And now, I can on the odd day, find myself doing pirhouettes and plies, and lifting the leg to the kitchen counter (aka the barre), and bend to its will when a good song comes on the radio.[Of course, there are no windows that face any neighbours, so it is a guilty pleasure without fear of obvious embarrassment.] Nothing short of miraculous, given the bone degeneration in my lower spine, and the stringy tendons which are pulled taut like rubber bands down my left arm - shrunken in fact, from lying in a fetal position for weeks on end as the chemo works its magic. Tingling when stretched my ironically broken nerves - it's called flossing, the loosening motion of unwrapping caught nerves.  


But limber I appear to be, and will remain with the help of my team - Caitlin, my physiotherapist, who is coolly insistent on pushing me to wellness through sheer blinding pain, and Amanda my  massage therapist, who is familiar with the capillary issues of  the immuno-suppressed. A massage can cause bruises, it's true. 


Susan Sontag elucidates poetically on the relationship of cancer and metaphor, and shines a BIG-ASS uncomfortable spotlight on the ridiculous but ubiquitous language surrounding cancer (she's pissed!)  - cancer only as necritizing, a long downward painful and horrific spiral to inevitable death; a sickly pallor and wasting away; or as the physical manifestation of some earlier deeply-anchored spiritual wrong, or slight, or anger bottled up. 


That, frankly, is all bullshit, and I humbly concur with the lady - while temporarily put out of commission physically, I appear not to be wasting away. I am in fact, perhaps at my best precisely because I have cancer. I now know the value of this body. No, I am not running alongside Kristine in the next NYC marathon, and I doubt I will make it down the toboggan hill this winter, but I am fit in ways unusual to the typical cancer myth-typology. I am not a bald grey-skinned hollow-eyed zombie. No offense intended to bald grey-skinned hollow-eyed zombies everywhere. Sometimes, it is true, I resemble this. I tire easily, but this will pass. I have short hair, but this will grow. I am cranky and sarcastic... ok, well, that probably won't change. As Owen said to me at dinner last night - "Mummy, you're very unorthodox." And planning on staying thus!! Chris doesn't call me TKO for nuthin. I am in fact, more engaged in my physical life now, that ever before. I get it. I feel every knot in my muscles. I know my  G/I tract with a level of intuition which could be considered extra-sensory. People tell me I don't look sick, or as sick as last time. I attribute this to the fact that I still have hair, and my nails are glossy and firm - thank you Ellen for the OPI colour - nice. I also wear a lot of red, and pink. [I said to some girlfriends today, before "pink" meant breast cancer, it meant, you know, PINK, and was my favourite colour. Now I call it salmon or fuschia. No offense to Pink BC campaign supporters everywhere.] 

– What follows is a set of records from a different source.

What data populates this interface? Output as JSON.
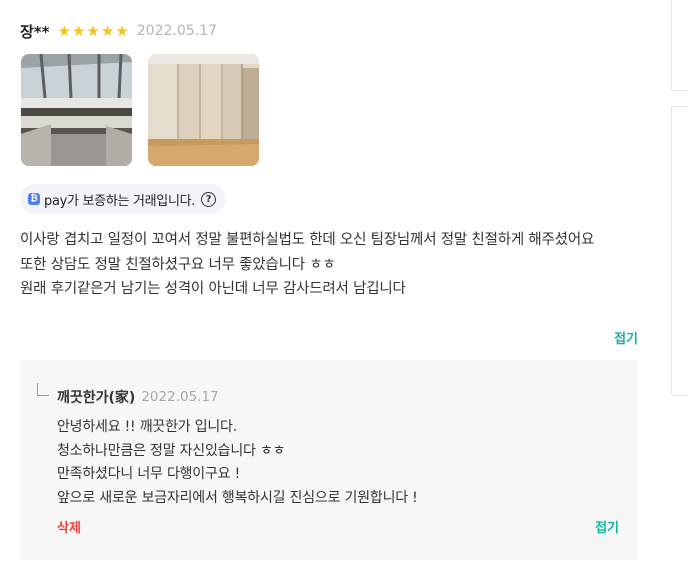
{
  "review": {
    "author": "장**",
    "rating": 5,
    "stars": [
      "★",
      "★",
      "★",
      "★",
      "★"
    ],
    "date": "2022.05.17",
    "photos": [
      "window-frame-photo",
      "wardrobe-closet-photo"
    ],
    "pay_badge": {
      "icon_text": "₿",
      "text": "pay가 보증하는 거래입니다.",
      "help_icon": "?"
    },
    "body_lines": [
      "이사랑 겹치고 일정이 꼬여서 정말 불편하실법도 한데 오신 팀장님께서 정말 친절하게 해주셨어요",
      "또한 상담도 정말 친절하셨구요 너무 좋았습니다 ㅎㅎ",
      "원래 후기같은거 남기는 성격이 아닌데 너무 감사드려서 남깁니다"
    ],
    "fold_label": "접기"
  },
  "reply": {
    "author": "깨끗한가(家)",
    "date": "2022.05.17",
    "lines": [
      "안녕하세요 !! 깨끗한가 입니다.",
      "청소하나만큼은 정말 자신있습니다 ㅎㅎ",
      "만족하셨다니 너무 다행이구요 !",
      "앞으로 새로운 보금자리에서 행복하시길 진심으로 기원합니다 !"
    ],
    "delete_label": "삭제",
    "fold_label": "접기"
  },
  "colors": {
    "star": "#f5c518",
    "accent": "#14b1a3",
    "delete": "#e8463c",
    "pay": "#4f7ef7"
  }
}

If I were a dog, people would say I have a shiny coat and a pink wet nose. My tendons, sinews, veins, and this old liver of mine are all pliable enough to regenerate and become my new body. I just have to learn to not lie in a fetal position this time around. 


So this difficult friendship is moving to the next level. Cancerous body parts aside, I work towards achieving a clearer version of myself. Kate 3.0. It is scarred, battered and tired. But it's pink and it floats.  

xo KO

1 comment:

Anonymous said...

Hallelujah! Actually just heard KDL singing it on the radio and thought of you :-) Love Ya loads xoxoxo